=== Section Start ===

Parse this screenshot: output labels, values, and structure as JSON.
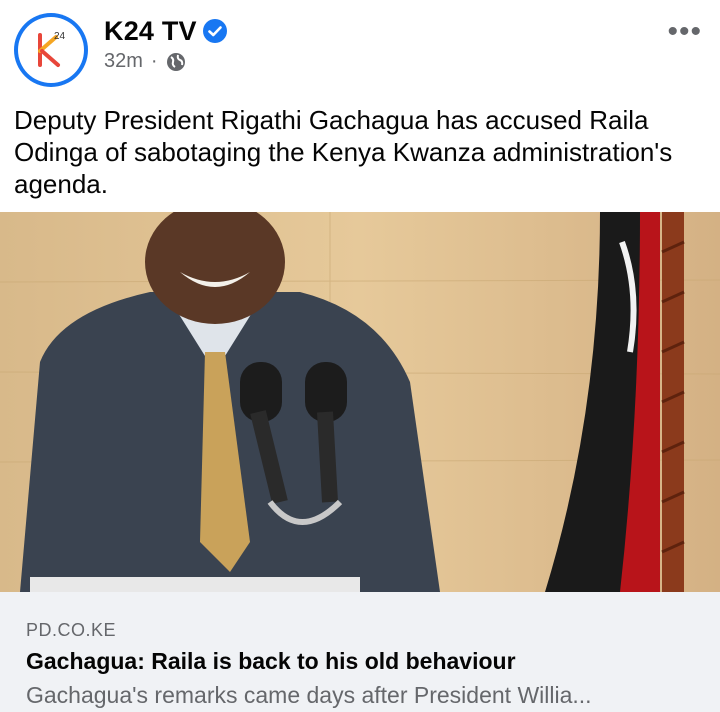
{
  "post": {
    "page_name": "K24 TV",
    "time": "32m",
    "separator": "·",
    "more_label": "•••",
    "text": "Deputy President Rigathi Gachagua has accused Raila Odinga of sabotaging the Kenya Kwanza administration's agenda."
  },
  "avatar": {
    "logo_text": "24"
  },
  "link": {
    "domain": "PD.CO.KE",
    "headline": "Gachagua: Raila is back to his old behaviour",
    "description": "Gachagua's remarks came days after President Willia..."
  },
  "colors": {
    "brand": "#1877f2",
    "secondary_text": "#65676b",
    "card_bg": "#f0f2f5"
  },
  "icons": {
    "verified": "verified-badge-icon",
    "audience": "globe-icon",
    "menu": "more-options-icon"
  }
}
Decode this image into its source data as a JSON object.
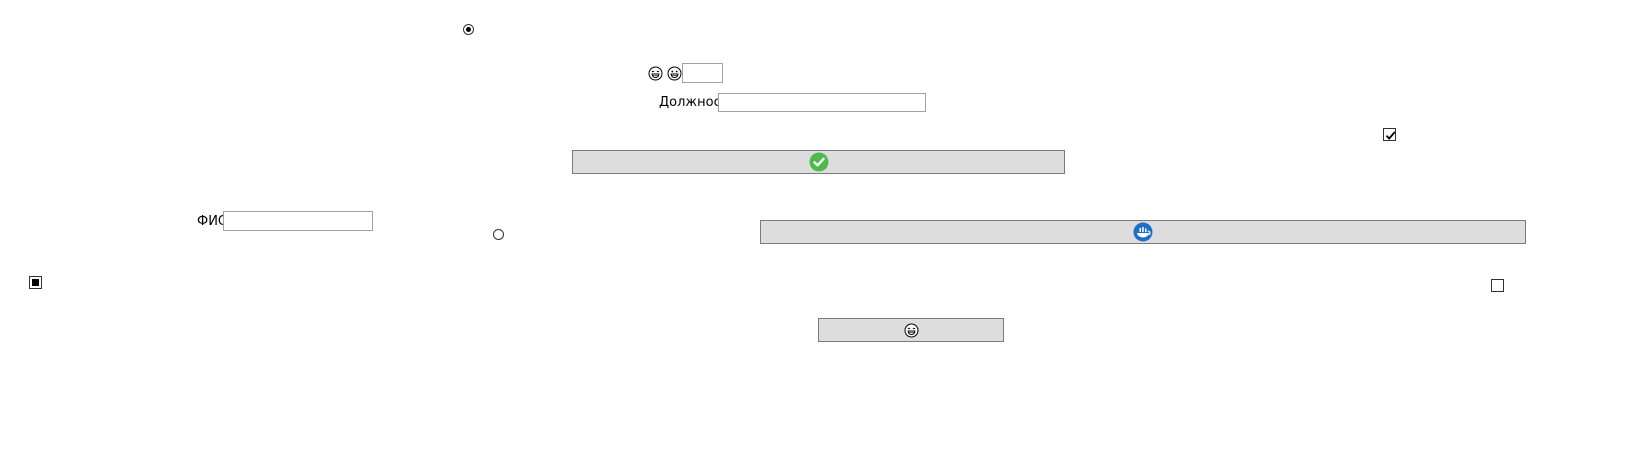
{
  "form": {
    "fio_label": "ФИО",
    "fio_value": "",
    "position_label": "Должность",
    "position_value": "",
    "small_field_value": ""
  },
  "radios": {
    "top_checked": true,
    "middle_checked": false
  },
  "checkboxes": {
    "right_top_checked": true,
    "left_state": "indeterminate",
    "right_bottom_checked": false
  },
  "icons": {
    "laughing_face": "laughing-face-icon",
    "grinning_face": "grinning-face-icon",
    "check_circle": "green-check-circle-icon",
    "blue_badge": "blue-round-badge-icon"
  },
  "colors": {
    "button_bg": "#dddddd",
    "button_border": "#7a7a7a",
    "field_border": "#a0a0a0",
    "check_green": "#4cbb4c",
    "badge_blue": "#1f6fc5"
  }
}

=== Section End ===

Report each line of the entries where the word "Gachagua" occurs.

Your response.
    "text": "Deputy President Rigathi Gachagua has accused Raila Odinga of sabotaging the Kenya Kwanza administration's agenda."
    "headline": "Gachagua: Raila is back to his old behaviour",
    "description": "Gachagua's remarks came days after President Willia..."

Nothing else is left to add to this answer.